Perspective: What about the Kids without a Computer during COVID-19?
One of the first institutions to be upended by the COVID-19 pandemic was our nation’s school system. The Syracuse City School District was no exception. On March 16th, schools were ordered to close while teachers, staff, administrators, parents, and volunteers were suddenly faced with the unprecedented and formidable challenge of converting the rest of the school year to an online format. We spoke with Promise Zone Supervisor Raquan Pride about lack of internet access and digital infrastructure among students as well as the creative approaches being implemented to address those problems.
The initiative led by Raquan Pride put nearly 150 tablets in the hands of Syracuse City School District students.

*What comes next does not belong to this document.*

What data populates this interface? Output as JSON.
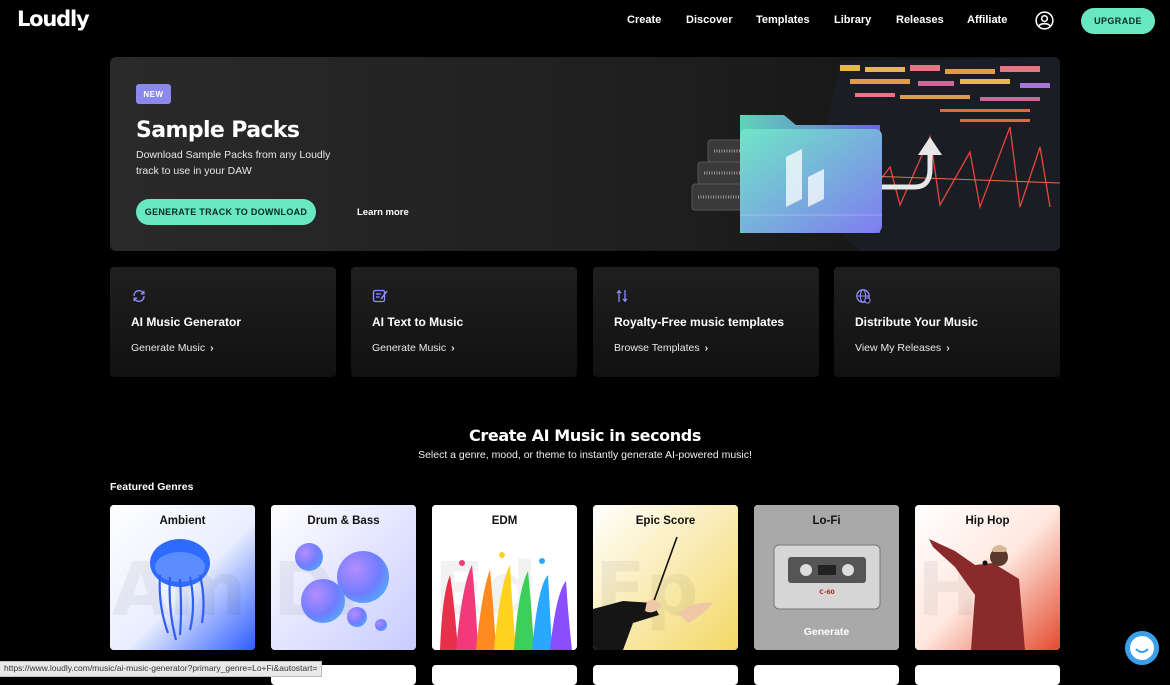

Mr. Pride is a Syracuse native who has been working as a mentor to students since he was a teenager himself. “I started working with kids while in high school,” he explains, “whether just helping out around the Southwest Center or the Boys and Girls Club.” Those efforts led him to serve as a teen program director with Catholic Charities, a teaching assistant, a substitute teacher, a staff member at Hillside Children’s Center, and eventually to his current position as Supervisor with Promise Zone – a state funded nonprofit aimed at providing personalized support to students with emotional and behavioral problems.
Pride and other Promise Zone staff quickly found themselves having to take on new responsibilities to better serve their students. They began helping by transporting workbooks and other physical resources from schools to students’ homes, which also served to put them in contact with families to better gauge their needs. “There’s a lot of effort being made on behalf of the school district and by the district themselves but it’s hard to quantify how many people need support because some people are difficult to access and locate,” says Pride. He describes how schools do not always have up to date contact information for students, which can make them hard to track down.

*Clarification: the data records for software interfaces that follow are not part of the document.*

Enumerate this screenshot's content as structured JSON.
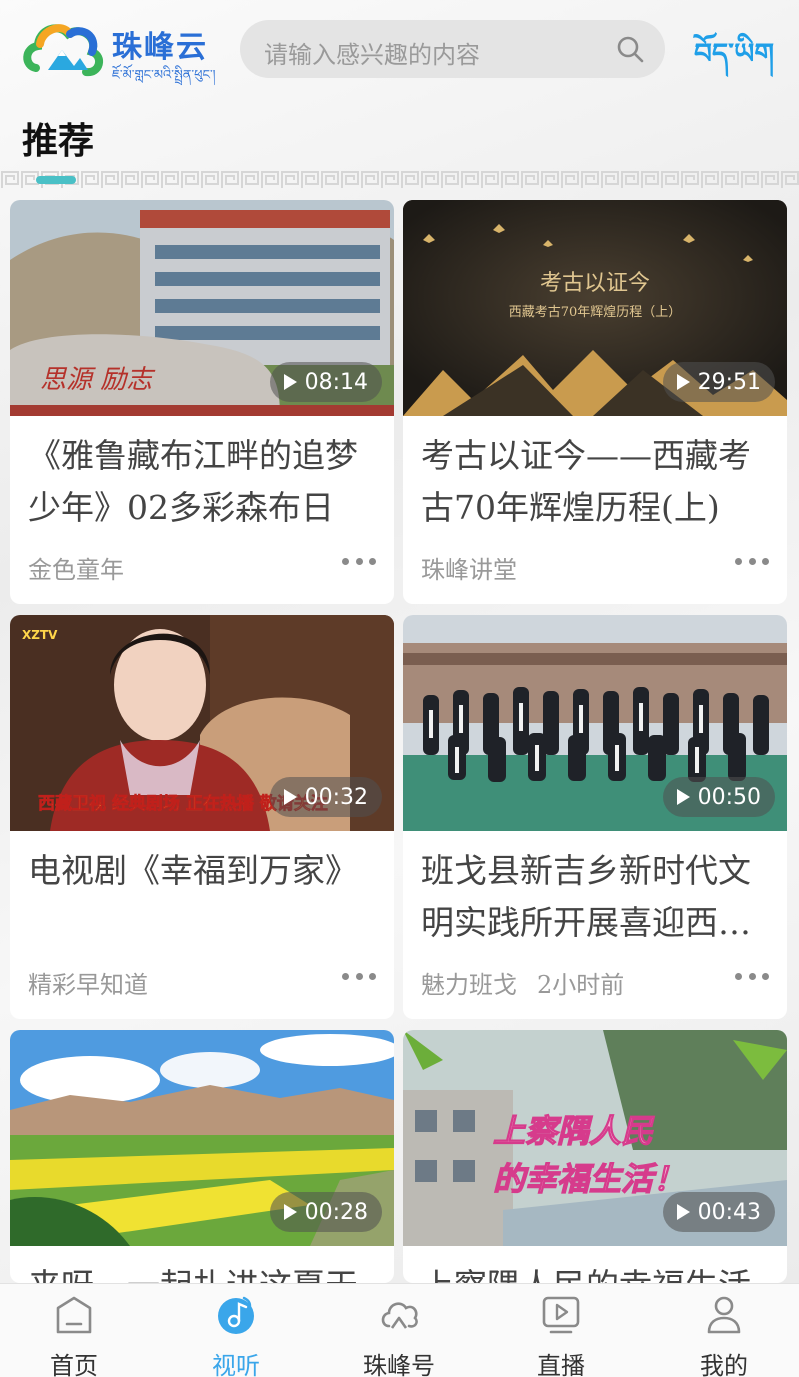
{
  "header": {
    "brand_name": "珠峰云",
    "brand_tibetan": "ཇོ་མོ་གླང་མའི་སྤྲིན་ཕུང་།",
    "search_placeholder": "请输入感兴趣的内容",
    "language_switch": "བོད་ཡིག"
  },
  "section": {
    "title": "推荐"
  },
  "cards": [
    {
      "title": "《雅鲁藏布江畔的追梦少年》02多彩森布日",
      "source": "金色童年",
      "time": "",
      "duration": "08:14"
    },
    {
      "title": "考古以证今——西藏考古70年辉煌历程(上)",
      "source": "珠峰讲堂",
      "time": "",
      "duration": "29:51"
    },
    {
      "title": "电视剧《幸福到万家》",
      "source": "精彩早知道",
      "time": "",
      "duration": "00:32"
    },
    {
      "title": "班戈县新吉乡新时代文明实践所开展喜迎西…",
      "source": "魅力班戈",
      "time": "2小时前",
      "duration": "00:50"
    },
    {
      "title": "来呀，一起扎进这夏天独",
      "source": "",
      "time": "",
      "duration": "00:28"
    },
    {
      "title": "上察隅人民的幸福生活",
      "source": "",
      "time": "",
      "duration": "00:43"
    }
  ],
  "thumb_text": {
    "school_sign": "思源 励志",
    "archaeology_title": "考古以证今",
    "archaeology_sub": "西藏考古70年辉煌历程（上）",
    "tv_logo": "XZTV",
    "tv_banner": "西藏卫视 经典剧场 正在热播 敬请关注",
    "chayu_banner_1": "上察隅人民",
    "chayu_banner_2": "的幸福生活！"
  },
  "bottom_nav": [
    {
      "label": "首页",
      "icon": "home-icon",
      "active": false
    },
    {
      "label": "视听",
      "icon": "music-note-icon",
      "active": true
    },
    {
      "label": "珠峰号",
      "icon": "cloud-mountain-icon",
      "active": false
    },
    {
      "label": "直播",
      "icon": "live-tv-icon",
      "active": false
    },
    {
      "label": "我的",
      "icon": "user-icon",
      "active": false
    }
  ],
  "colors": {
    "accent": "#3aa6ea",
    "brand": "#2a6fd6",
    "indicator": "#4ac0c6"
  }
}
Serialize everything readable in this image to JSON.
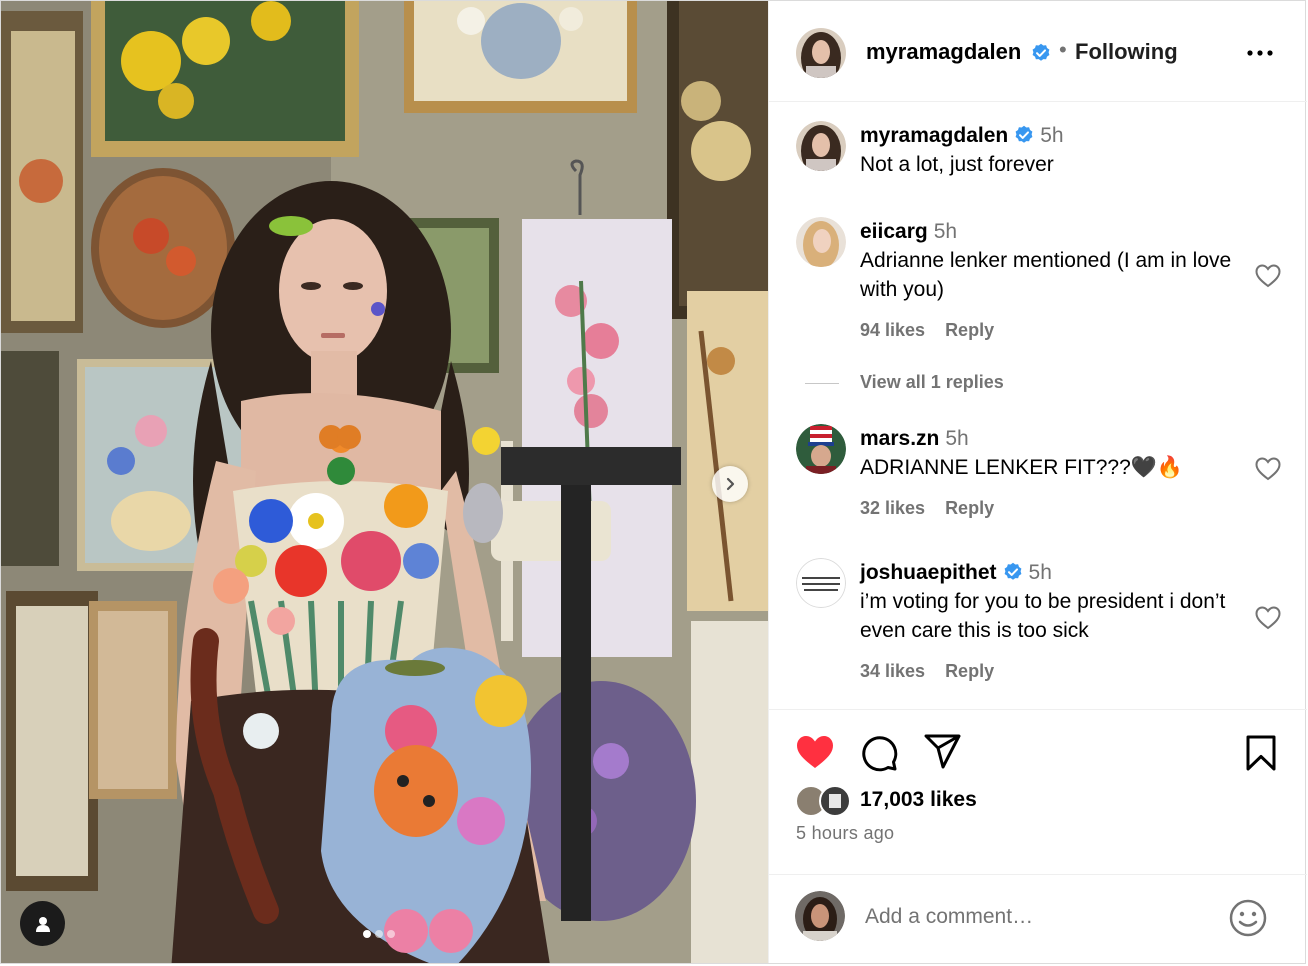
{
  "post": {
    "author": "myramagdalen",
    "separator": "•",
    "follow_status": "Following",
    "caption": {
      "username": "myramagdalen",
      "time": "5h",
      "text": "Not a lot, just forever"
    },
    "comments": [
      {
        "username": "eiicarg",
        "time": "5h",
        "verified": false,
        "text": "Adrianne lenker mentioned (I am in love with you)",
        "likes": "94 likes",
        "reply": "Reply"
      },
      {
        "username": "mars.zn",
        "time": "5h",
        "verified": false,
        "text": "ADRIANNE LENKER FIT???🖤🔥",
        "likes": "32 likes",
        "reply": "Reply"
      },
      {
        "username": "joshuaepithet",
        "time": "5h",
        "verified": true,
        "text": "i’m voting for you to be president i don’t even care this is too sick",
        "likes": "34 likes",
        "reply": "Reply"
      }
    ],
    "view_replies": "View all 1 replies",
    "likes_total": "17,003 likes",
    "posted_ago": "5 hours ago",
    "comment_placeholder": "Add a comment…",
    "carousel": {
      "slides": 3,
      "current": 1
    }
  },
  "colors": {
    "verified_blue": "#3897f0",
    "like_red": "#ff3040",
    "secondary_text": "#737373"
  },
  "icons": [
    "verified-badge-icon",
    "more-options-icon",
    "heart-icon",
    "comment-icon",
    "share-icon",
    "bookmark-icon",
    "emoji-icon",
    "chevron-right-icon",
    "user-tag-icon"
  ]
}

Speaking with students and their families during the early days of the pandemic revealed a deeply rooted problem: many homes lacked the devices or internet access necessary for students to participate in their online lessons. “We do wellness calls to see if [students] have the technology and try to figure out a way to help them,” Pride says. “This situation reveals the gap between the haves and the have-nots.” For many students, the only internet-capable device they have access to is a smartphone – a device type that is not compatible with most educational software. Not only that, but writing essays or preparing presentations on a smartphone is so arduous that it borders on the impossible.
The closing of libraries meant that students used to doing their homework there now had to find a new option. Some were afraid to come forward out of embarrassment or because they were afraid of being chastised for being unprepared. While Spectrum did begin offering free internet access to certain families who could not afford it, Pride says that this did not apply to families who had an outstanding debt to the internet provider. Unsurprisingly, this disqualified many of the families who needed this service most.

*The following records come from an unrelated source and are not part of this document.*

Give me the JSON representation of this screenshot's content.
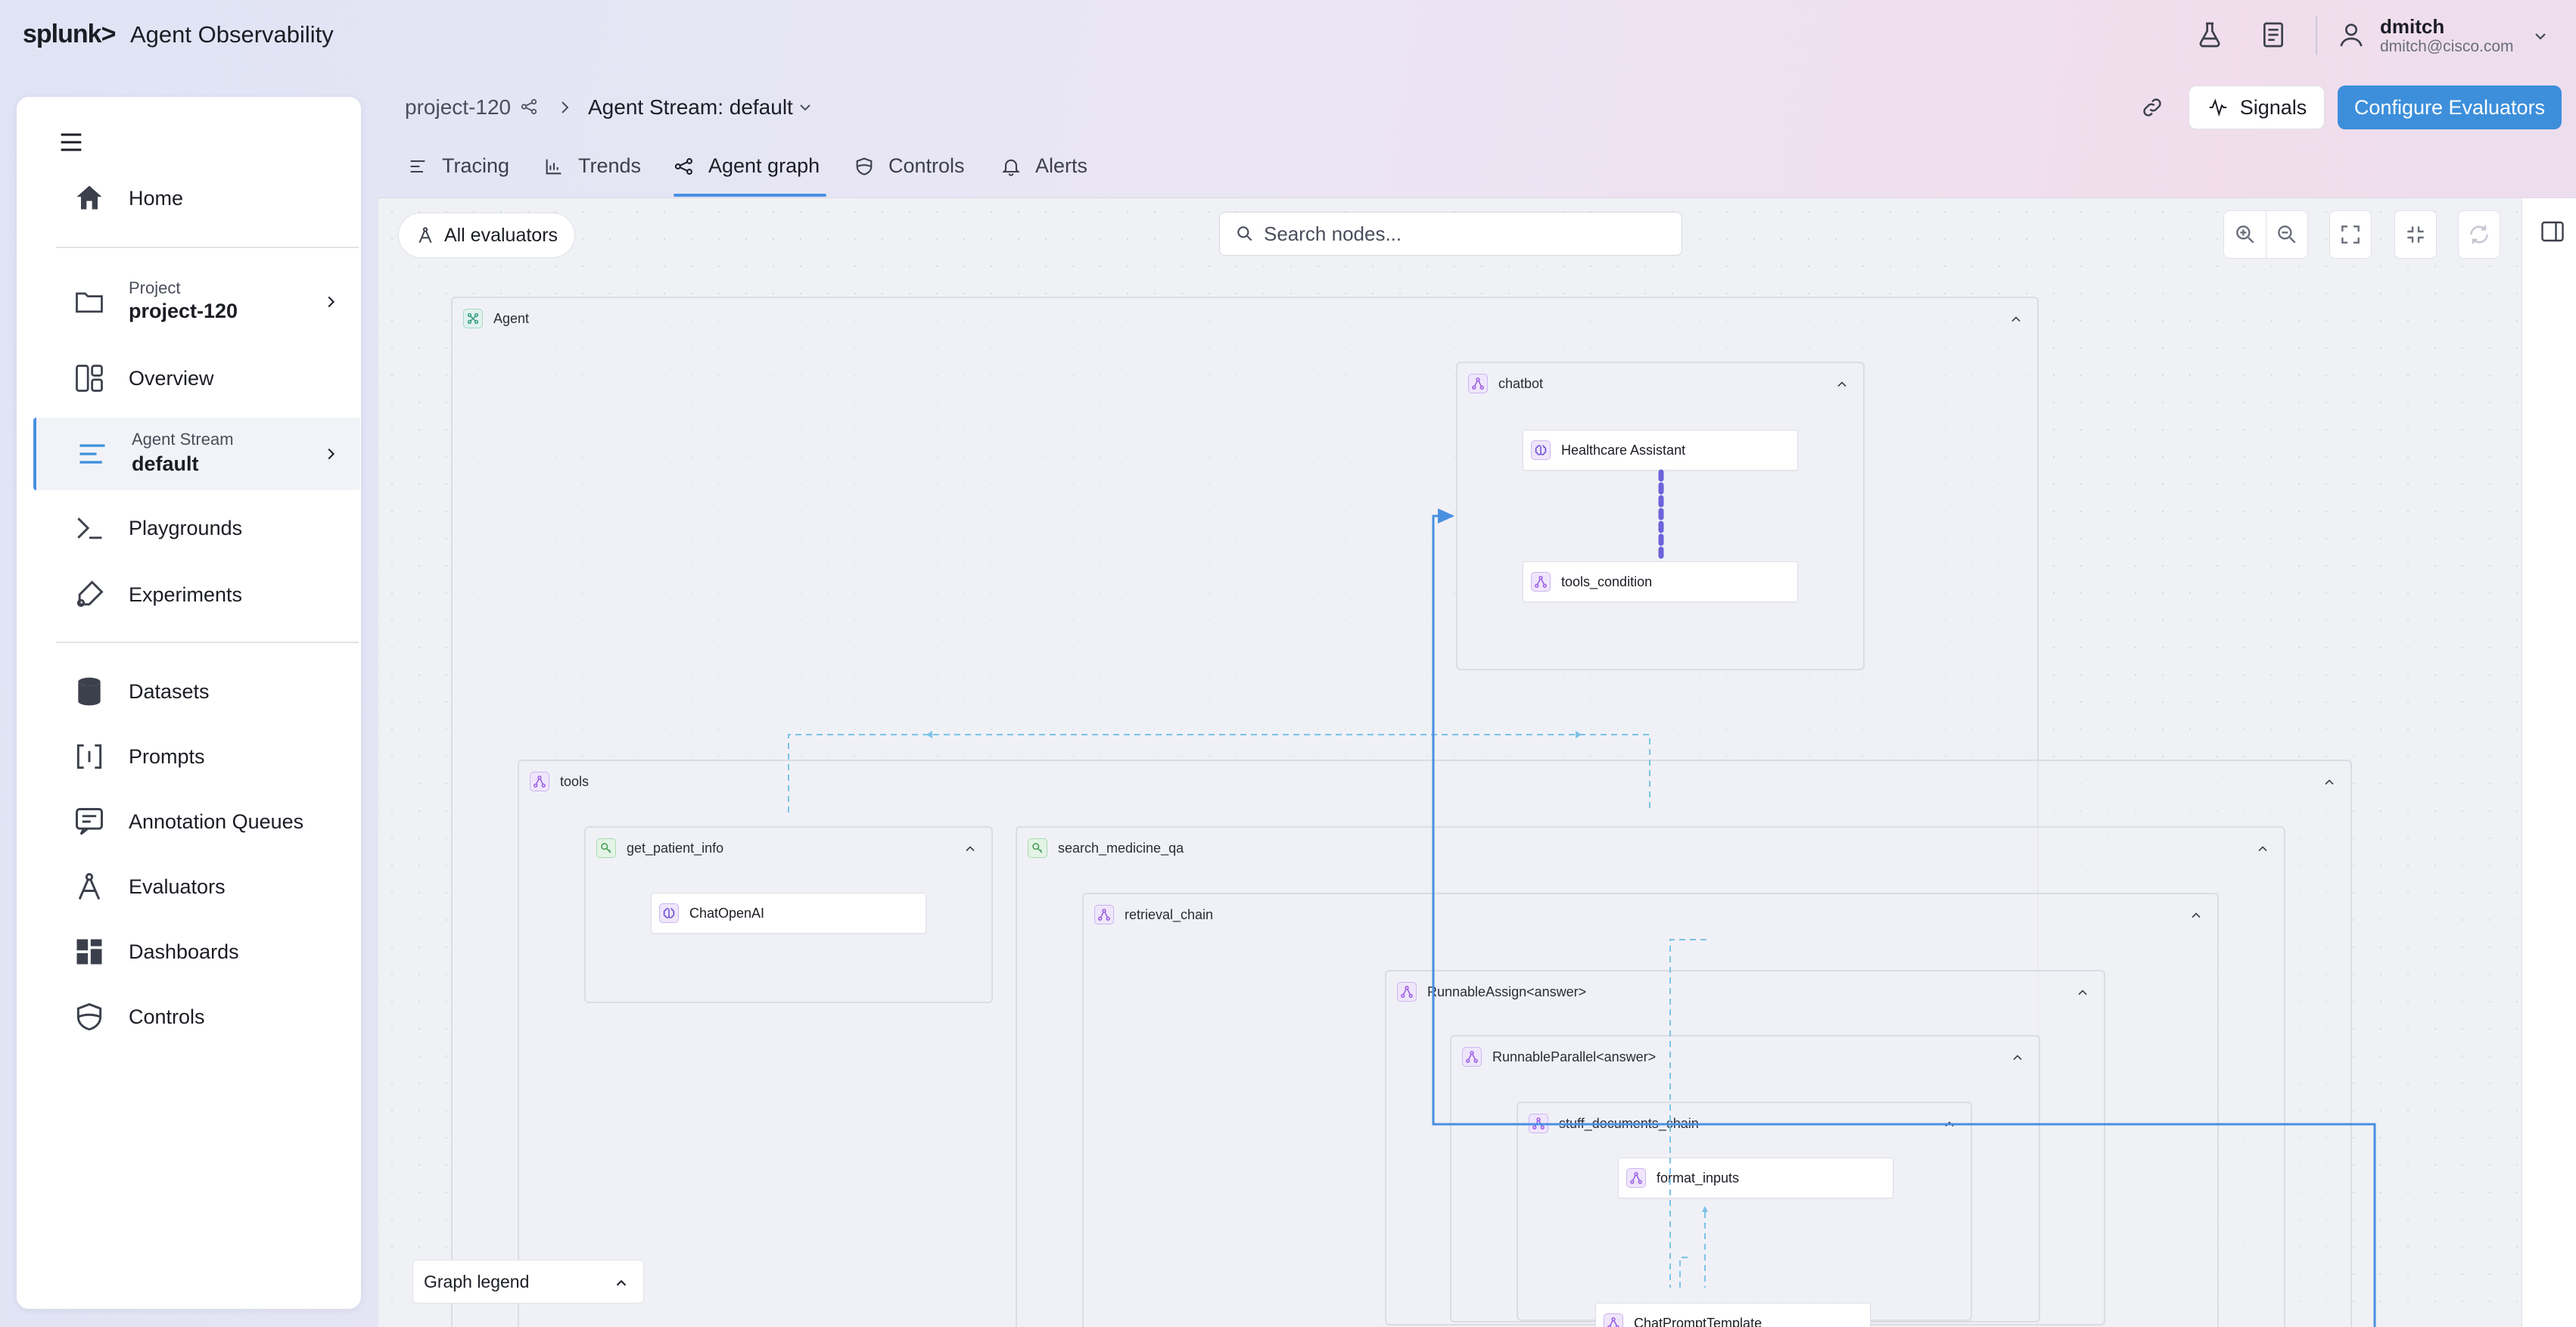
{
  "app": {
    "logo": "splunk>",
    "title": "Agent Observability"
  },
  "user": {
    "name": "dmitch",
    "email": "dmitch@cisco.com"
  },
  "sidebar": {
    "home": "Home",
    "project_label": "Project",
    "project_value": "project-120",
    "overview": "Overview",
    "stream_label": "Agent Stream",
    "stream_value": "default",
    "playgrounds": "Playgrounds",
    "experiments": "Experiments",
    "datasets": "Datasets",
    "prompts": "Prompts",
    "annotation_queues": "Annotation Queues",
    "evaluators": "Evaluators",
    "dashboards": "Dashboards",
    "controls": "Controls"
  },
  "breadcrumb": {
    "project": "project-120",
    "stream": "Agent Stream: default"
  },
  "tabs": [
    {
      "label": "Tracing",
      "icon": "list-icon"
    },
    {
      "label": "Trends",
      "icon": "bar-chart-icon"
    },
    {
      "label": "Agent graph",
      "icon": "graph-icon",
      "active": true
    },
    {
      "label": "Controls",
      "icon": "shield-icon"
    },
    {
      "label": "Alerts",
      "icon": "bell-icon"
    }
  ],
  "actions": {
    "signals": "Signals",
    "configure": "Configure Evaluators"
  },
  "toolbar": {
    "all_evaluators": "All evaluators",
    "search_placeholder": "Search nodes..."
  },
  "graph": {
    "agent": "Agent",
    "chatbot": "chatbot",
    "healthcare_assistant": "Healthcare Assistant",
    "tools_condition": "tools_condition",
    "tools": "tools",
    "get_patient_info": "get_patient_info",
    "chat_openai": "ChatOpenAI",
    "search_medicine_qa": "search_medicine_qa",
    "retrieval_chain": "retrieval_chain",
    "runnable_assign": "RunnableAssign<answer>",
    "runnable_parallel": "RunnableParallel<answer>",
    "stuff_documents_chain": "stuff_documents_chain",
    "format_inputs": "format_inputs",
    "chat_prompt_template": "ChatPromptTemplate"
  },
  "legend": {
    "label": "Graph legend"
  },
  "colors": {
    "accent": "#3d8fdb",
    "edge_solid": "#4a90e2",
    "edge_dotted": "#6c63d9",
    "edge_dashed": "#7cc3ea"
  }
}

Pride started seriously looking into how to fix this problem. In the past, he had organized hygiene drives to put sanitary supplies into the hands of families who could not afford them. He decided to use this model to hold a tablet drive with the goal of raising funds to buy 50 tablets for students in need. Pride presented his idea to Sheena Solomon, Executive Director of the Gifford Foundation, who pledged to match his progress with an additional 50 tablets. After putting out flyers, social media promos, and contacting community leaders, he was able to raise $4,400 toward the cause. With these funds, the contributions from Gifford, and some of Pride’s own money, the tablet drive was able to distribute nearly 150 tablets within the community – tripling their original goal.
Despite the huge success of the tablet drive, Pride’s excitement is tempered by the awareness that the systemic failings that created this problem in the first place are still in play. “We are going to be even more heavily reliant on technology because now we have the data to say we don’t have to report to an office every day to be effective in the work that we do,” Pride says. That means more people will be working from home, which is a problem so long as many families and communities struggle to afford the devices and internet services they require to participate in this new economy. It’s wonderful that people are pitching in and helping out, he says, but we need to find long-term solutions to these systemic issues.